Statistics Canada defines youth as anyone between 16 – 28 years. In 2014, Statistics Canada found that:

There is a youth crime rate of 4,322 per 100,000 per youth ages 12 to 17 while for ages 18 – 24 there is a rate of 5,428 per 100,000. Those aged 25 and older, 2,048 per 100,000

It was interesting for Stats Canada to mention that the youth aged 12 to 17 accompany for 7% of the Canadian population. they accounted for 13% of individuals accused of crime by police.

Last year, in the 2015-2016 season, UNITY reached over 41,000 teens within the year of its programs.

It’s evident to see the impact that UNITY has had as its focus on hip hop has been able to garner much attention to those interested. This is just another reason why hip hop has played a huge roll in the lives of youth. Hip hop, as a culture can be used as a platform to speak to others. UNITY targets youth that may be susceptible to crime as it is an alternative and positive path.

I believe this influence is only going to grow bigger. UNITY aims to reach out to 150,000 youth a year by 2019 according to their annual 2015-2016 report. And I think they’re going to be able to achieve this goal. Why?

Let’s thank the Canadian superstar himself in DRAKE.

Photo by JavenLin/iStock / Getty Images

The “Drake Effect” as coined in SoCan Magazine’s article of the rap star is described as: Drake’s impact on the worldwide hip hop scene which has affected the fortunes and opportunity of his team and arguably the next generation of Canadian hip hop. 

“Drake has almost single-handedly created an entire industry that has blossomed in his wake, and inspired the next generation of Canadian hip-hop in the process.:

As mentioned earlier in the podcast, Drake is clearly at the upper echelon of the music industry. His influence in music is nothing short of hard work and dedication. And it is this influence which has rubbed off on the city. 

Whether you like him or not, Drake has put Toronto on the map. And because of this, hip hop in Canada will never be the same. Drake is a household name in the streets and has made hip hop the modern day rock and roll. The opportunity to take hip hop and make it a tool to impact the lives of those in a positive manner is the best it’s ever been.  

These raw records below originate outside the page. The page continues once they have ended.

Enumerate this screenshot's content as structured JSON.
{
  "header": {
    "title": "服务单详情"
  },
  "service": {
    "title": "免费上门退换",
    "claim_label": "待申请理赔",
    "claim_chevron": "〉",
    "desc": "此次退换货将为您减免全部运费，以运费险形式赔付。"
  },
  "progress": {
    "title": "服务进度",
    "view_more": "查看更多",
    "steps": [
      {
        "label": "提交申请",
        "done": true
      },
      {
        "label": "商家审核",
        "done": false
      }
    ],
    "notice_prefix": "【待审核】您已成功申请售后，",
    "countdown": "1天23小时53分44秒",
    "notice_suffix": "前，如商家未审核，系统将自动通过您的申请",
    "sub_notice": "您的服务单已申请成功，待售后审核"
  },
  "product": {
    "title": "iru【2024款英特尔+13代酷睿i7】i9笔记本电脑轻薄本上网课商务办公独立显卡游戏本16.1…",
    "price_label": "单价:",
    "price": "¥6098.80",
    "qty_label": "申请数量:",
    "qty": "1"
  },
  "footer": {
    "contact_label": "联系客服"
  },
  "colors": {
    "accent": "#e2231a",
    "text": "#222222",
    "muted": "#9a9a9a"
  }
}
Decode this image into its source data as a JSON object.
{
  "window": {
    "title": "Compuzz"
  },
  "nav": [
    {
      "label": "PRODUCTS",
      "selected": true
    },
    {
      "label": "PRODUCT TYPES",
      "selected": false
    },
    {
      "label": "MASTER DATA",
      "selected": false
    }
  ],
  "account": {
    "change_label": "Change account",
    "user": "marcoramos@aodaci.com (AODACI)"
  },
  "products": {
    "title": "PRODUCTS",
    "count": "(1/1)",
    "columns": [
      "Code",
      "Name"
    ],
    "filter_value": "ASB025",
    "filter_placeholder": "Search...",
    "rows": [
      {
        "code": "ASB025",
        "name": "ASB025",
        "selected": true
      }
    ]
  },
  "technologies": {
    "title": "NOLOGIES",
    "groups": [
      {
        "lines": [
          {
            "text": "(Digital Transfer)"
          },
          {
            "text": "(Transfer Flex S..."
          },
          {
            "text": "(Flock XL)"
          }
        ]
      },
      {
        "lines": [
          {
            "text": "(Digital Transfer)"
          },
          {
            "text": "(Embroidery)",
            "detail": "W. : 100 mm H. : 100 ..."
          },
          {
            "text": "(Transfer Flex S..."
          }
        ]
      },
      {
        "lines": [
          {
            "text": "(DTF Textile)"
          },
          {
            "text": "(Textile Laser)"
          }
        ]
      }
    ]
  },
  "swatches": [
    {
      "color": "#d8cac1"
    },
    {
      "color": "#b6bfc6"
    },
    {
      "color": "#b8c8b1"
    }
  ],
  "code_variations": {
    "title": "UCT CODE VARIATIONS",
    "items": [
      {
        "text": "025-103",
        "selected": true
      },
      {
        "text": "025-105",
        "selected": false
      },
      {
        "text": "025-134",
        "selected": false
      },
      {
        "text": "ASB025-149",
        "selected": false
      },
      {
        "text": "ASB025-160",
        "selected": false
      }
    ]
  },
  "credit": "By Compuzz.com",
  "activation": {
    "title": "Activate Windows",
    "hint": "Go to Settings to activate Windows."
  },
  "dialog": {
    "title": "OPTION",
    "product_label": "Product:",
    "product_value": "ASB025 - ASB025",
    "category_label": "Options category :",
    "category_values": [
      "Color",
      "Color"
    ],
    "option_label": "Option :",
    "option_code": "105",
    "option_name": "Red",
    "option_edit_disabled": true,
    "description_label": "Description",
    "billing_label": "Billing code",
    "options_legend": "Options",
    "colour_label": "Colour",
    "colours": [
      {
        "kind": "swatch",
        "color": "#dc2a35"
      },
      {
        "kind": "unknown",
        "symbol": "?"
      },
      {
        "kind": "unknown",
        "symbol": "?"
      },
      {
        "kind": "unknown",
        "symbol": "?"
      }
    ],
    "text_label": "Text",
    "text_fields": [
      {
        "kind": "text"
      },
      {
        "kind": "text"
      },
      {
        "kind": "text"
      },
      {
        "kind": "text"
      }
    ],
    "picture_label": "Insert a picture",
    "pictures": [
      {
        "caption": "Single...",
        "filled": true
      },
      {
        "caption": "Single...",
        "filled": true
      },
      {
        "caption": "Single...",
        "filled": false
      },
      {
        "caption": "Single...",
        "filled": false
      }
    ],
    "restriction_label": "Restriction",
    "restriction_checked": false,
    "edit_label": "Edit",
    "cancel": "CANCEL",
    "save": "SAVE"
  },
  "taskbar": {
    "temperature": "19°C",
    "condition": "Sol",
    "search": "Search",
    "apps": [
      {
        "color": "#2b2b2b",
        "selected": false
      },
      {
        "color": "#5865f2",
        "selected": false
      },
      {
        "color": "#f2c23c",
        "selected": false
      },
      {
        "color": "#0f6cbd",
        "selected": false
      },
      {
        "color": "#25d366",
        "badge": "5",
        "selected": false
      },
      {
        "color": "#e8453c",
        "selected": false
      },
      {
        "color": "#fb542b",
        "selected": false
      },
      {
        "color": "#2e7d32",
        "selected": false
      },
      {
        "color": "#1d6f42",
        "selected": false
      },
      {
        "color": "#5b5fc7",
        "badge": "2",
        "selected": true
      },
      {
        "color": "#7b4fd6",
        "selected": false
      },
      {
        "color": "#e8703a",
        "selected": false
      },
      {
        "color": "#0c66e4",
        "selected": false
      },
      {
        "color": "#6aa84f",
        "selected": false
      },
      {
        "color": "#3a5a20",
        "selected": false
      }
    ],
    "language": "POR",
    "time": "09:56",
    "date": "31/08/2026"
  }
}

Anthony N Doob in his book, “Responding to Youth Crime in Canada” states:

“Clearly many people understand that crime generally and youth crime in particular are largely a product of the society in which children develop.”

Now wait! There’s a connection there. Youth crime, a product of the society? Hip hop? A product of the environment?

Photo by digicomphoto/iStock / Getty Images

If we are able to make the environment positive through the means of hip hop as a voice to reach those, the integration will be much easier. Instead of pushing away and condoning what hip hop’s negative connotations are, we should embrace its positive features and focus on the benefits which it is able to bring. After all, it is the biggest the genre and culture has been in the 21st century.

Hip hop is no longer a “niche” but can clearly be taken in the commercial, mainstream, and general audience. Hip hop can not only just be used as a tool of expression but a tool to speak out and make a difference.

Work Cited:

4 Scholarly

Chang, Jeff. Can't Stop, Won't Stop: A History of the Hip-Hop Generation. New York: St. Martin's Press, 2005. Print.

George, Nelson. Hip Hop America. New York: Viking, 1998. Print.

Hagan, John, and Bill McCarthy. Mean Streets: Youth Crime and Homelessness. Cambridge: Cambridge University Press, 1997. Print.  

Doob, Anthony N., and Carla Cesaroni. Responding to Youth Crime in Canada. Toronto: U of Toronto P, 2004. Print.

4 Non scholarly

"The Drake Effect - SOCAN Words and Music." N.p., n.d. Web. 2 Nov. 2016.

“Our Work.” UNITY. N.p., n.d. Web.

UNITY Charity Empowering Youth through Hip Hop." UNITY Charity: Empowering Youth through Hip Hop Arts. N.p., n.d. Web.

“Manifesto Is On A Mission To Give Voices To The Hip Hop Community.” MANIFESTO. N.p., n.d. Web.

2 Industry publication

“T.I Defends Hip Hop.” Billboards. N.p., n.d. Web.

“Drake's 'Views' Is the First Album to Reach 1 Billion Streams on Apple Music.” Billboards. N.p., n.d. Web.

Additional References:

Stats Canada, Youth crime in Canada 2014: http://www.statcan.gc.ca/daily-quotidien/160217/dq160217b-eng.htm

Youth Policy for Canada: http://www.youthpolicy.org/factsheets/country/canada/